▸ **Study material**
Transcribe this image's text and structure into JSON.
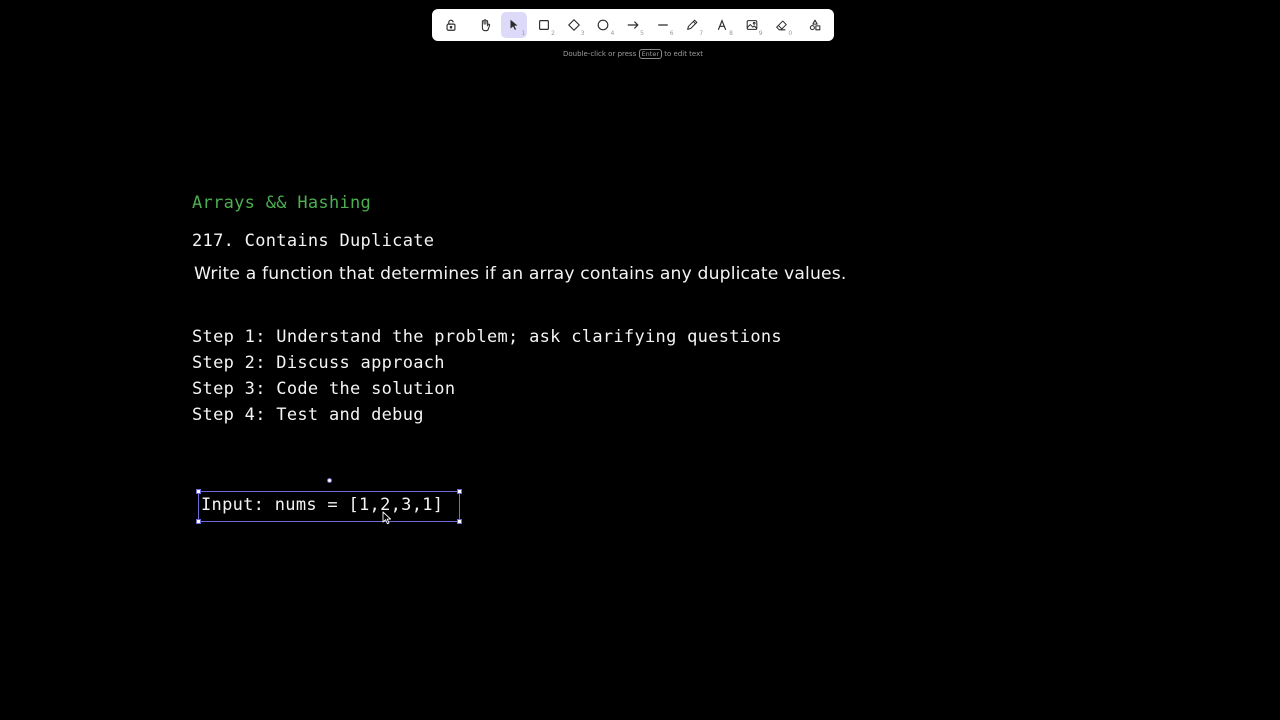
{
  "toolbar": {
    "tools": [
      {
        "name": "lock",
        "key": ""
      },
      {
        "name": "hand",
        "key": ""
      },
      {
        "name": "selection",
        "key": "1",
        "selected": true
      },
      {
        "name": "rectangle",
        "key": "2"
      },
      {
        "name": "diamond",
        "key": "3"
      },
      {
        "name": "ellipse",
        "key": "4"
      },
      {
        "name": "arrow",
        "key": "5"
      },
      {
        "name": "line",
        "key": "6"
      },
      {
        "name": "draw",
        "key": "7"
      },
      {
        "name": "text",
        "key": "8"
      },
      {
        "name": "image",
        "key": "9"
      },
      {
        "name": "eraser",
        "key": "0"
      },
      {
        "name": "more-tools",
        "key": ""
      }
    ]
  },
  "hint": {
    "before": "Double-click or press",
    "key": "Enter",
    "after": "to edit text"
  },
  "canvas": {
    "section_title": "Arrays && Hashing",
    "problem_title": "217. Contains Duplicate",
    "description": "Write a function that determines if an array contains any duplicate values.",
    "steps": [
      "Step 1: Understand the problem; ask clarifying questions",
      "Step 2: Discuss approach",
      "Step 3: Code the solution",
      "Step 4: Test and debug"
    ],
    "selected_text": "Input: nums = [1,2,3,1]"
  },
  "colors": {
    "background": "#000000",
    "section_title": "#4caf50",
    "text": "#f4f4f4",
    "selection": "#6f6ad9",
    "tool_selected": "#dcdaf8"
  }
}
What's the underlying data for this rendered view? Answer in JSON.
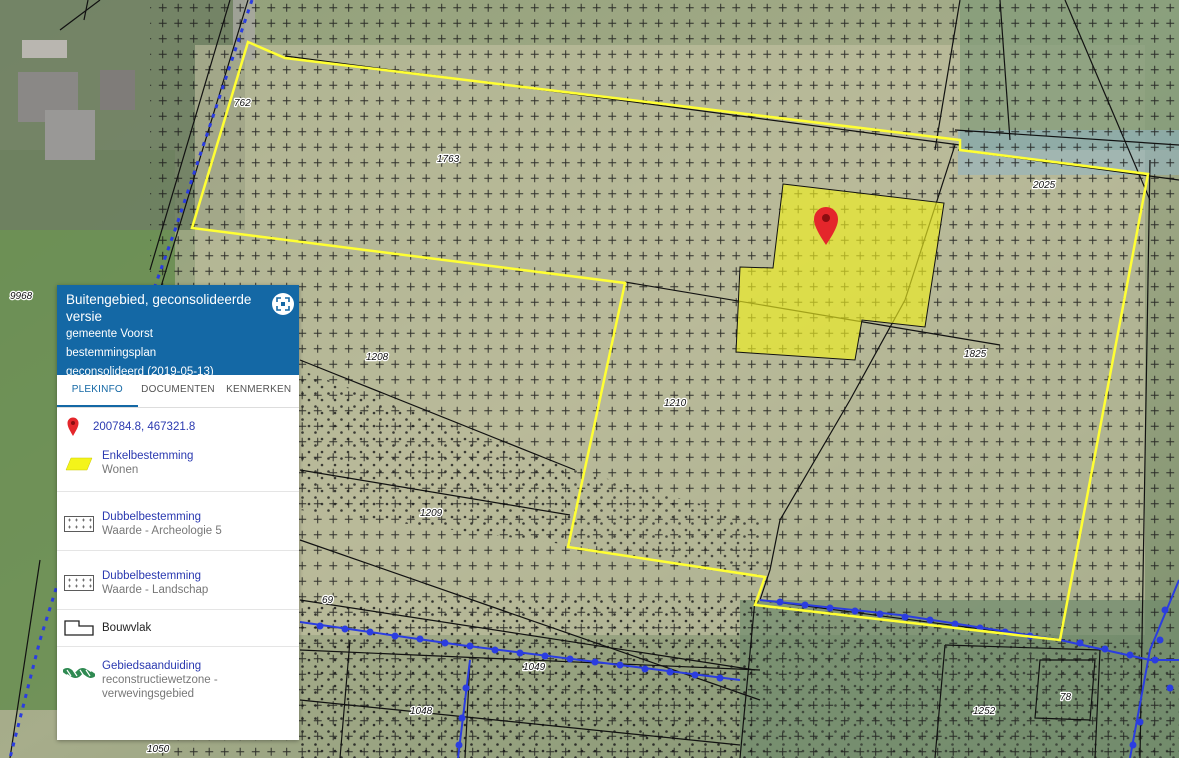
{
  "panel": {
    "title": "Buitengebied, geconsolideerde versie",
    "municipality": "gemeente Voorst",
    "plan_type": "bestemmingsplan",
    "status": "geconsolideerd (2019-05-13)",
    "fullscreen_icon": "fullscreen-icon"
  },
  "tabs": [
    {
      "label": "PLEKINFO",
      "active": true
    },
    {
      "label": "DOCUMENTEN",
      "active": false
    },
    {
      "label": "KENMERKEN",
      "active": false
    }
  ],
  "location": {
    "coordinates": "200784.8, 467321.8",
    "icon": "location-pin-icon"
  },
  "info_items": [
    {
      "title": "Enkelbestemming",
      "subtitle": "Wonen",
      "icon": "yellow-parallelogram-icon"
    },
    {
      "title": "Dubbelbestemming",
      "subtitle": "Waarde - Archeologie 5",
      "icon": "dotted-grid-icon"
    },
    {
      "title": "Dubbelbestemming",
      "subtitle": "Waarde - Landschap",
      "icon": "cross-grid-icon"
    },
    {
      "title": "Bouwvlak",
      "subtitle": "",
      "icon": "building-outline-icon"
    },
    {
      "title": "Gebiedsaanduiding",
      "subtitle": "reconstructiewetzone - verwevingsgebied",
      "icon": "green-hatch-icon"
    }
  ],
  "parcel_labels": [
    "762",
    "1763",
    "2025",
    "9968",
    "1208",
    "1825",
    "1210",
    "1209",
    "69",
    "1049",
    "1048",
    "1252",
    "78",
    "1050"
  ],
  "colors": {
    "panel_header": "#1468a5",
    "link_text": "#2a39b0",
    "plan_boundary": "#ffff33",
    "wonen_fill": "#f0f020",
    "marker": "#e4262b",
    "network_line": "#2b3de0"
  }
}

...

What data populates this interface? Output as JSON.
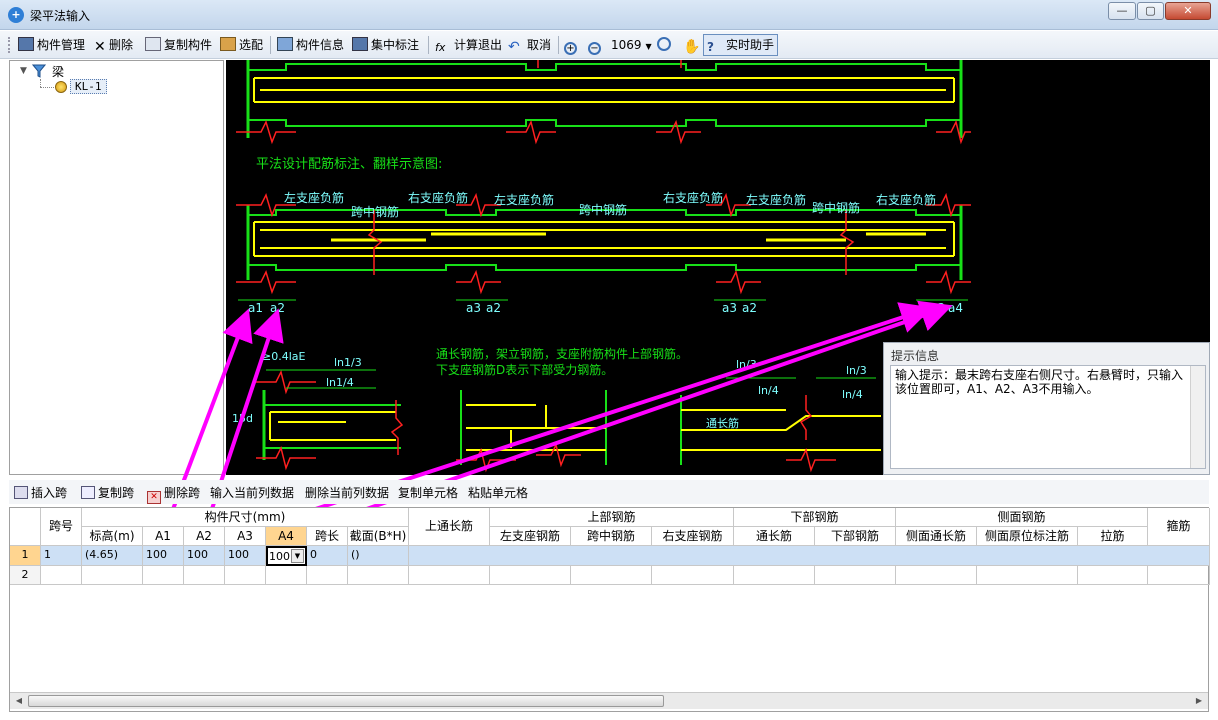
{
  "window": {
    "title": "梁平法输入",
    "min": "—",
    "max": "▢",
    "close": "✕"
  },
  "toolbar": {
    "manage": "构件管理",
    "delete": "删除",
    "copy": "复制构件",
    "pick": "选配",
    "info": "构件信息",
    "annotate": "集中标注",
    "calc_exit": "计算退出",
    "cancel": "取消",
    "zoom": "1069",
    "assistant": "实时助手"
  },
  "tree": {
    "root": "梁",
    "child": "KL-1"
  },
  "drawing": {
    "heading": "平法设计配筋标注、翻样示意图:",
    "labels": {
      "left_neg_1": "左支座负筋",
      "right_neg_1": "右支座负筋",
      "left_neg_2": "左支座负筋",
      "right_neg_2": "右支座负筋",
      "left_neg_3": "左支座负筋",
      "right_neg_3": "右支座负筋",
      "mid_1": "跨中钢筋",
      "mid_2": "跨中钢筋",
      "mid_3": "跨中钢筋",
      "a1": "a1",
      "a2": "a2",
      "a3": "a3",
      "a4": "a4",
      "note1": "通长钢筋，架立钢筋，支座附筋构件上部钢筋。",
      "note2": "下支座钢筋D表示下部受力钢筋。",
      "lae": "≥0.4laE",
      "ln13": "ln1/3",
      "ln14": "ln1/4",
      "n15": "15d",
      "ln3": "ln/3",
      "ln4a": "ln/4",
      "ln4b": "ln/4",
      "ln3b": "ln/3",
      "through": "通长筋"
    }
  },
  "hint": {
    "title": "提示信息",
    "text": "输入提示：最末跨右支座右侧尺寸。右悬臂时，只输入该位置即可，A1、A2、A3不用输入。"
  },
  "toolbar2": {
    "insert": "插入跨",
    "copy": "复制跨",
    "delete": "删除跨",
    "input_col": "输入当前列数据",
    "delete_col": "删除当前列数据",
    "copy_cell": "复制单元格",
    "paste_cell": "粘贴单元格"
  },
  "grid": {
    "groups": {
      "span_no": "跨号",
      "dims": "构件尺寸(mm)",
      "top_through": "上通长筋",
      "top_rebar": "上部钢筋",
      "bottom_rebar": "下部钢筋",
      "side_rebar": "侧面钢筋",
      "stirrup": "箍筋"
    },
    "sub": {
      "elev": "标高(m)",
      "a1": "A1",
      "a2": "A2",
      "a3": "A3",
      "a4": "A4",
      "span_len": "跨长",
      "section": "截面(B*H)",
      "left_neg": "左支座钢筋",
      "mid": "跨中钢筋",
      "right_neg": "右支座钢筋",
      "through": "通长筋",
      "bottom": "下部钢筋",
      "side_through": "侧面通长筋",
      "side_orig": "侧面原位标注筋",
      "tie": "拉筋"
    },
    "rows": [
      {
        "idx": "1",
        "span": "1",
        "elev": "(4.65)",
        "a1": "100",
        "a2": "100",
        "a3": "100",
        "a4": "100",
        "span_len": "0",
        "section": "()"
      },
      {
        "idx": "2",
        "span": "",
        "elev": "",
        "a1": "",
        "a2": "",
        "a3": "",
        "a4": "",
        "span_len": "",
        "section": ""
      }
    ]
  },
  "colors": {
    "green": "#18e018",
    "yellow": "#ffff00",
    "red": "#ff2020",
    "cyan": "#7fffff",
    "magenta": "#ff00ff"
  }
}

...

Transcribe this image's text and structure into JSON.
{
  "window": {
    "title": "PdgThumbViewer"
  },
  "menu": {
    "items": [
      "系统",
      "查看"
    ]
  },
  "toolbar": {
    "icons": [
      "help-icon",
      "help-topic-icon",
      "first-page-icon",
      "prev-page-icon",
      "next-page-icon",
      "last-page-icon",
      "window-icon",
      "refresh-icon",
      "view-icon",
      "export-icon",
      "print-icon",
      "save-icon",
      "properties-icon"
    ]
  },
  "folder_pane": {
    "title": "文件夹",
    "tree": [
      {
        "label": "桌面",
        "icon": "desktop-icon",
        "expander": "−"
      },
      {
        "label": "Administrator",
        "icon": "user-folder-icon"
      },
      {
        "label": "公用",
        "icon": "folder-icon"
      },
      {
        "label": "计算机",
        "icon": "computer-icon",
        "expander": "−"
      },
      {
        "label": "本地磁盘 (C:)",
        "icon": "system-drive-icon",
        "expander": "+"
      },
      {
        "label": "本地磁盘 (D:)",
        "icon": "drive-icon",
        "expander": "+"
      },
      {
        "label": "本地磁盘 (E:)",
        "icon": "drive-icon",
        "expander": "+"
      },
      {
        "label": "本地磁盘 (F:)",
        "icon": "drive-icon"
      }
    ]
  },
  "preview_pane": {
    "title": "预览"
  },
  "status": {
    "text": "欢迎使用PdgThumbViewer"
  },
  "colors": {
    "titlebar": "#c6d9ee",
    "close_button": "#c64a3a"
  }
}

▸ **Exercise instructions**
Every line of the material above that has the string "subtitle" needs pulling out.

▸ **Finished exercise**
      "subtitle": "Wonen",
      "subtitle": "Waarde - Archeologie 5",
      "subtitle": "Waarde - Landschap",
      "subtitle": "",
      "subtitle": "reconstructiewetzone - verwevingsgebied",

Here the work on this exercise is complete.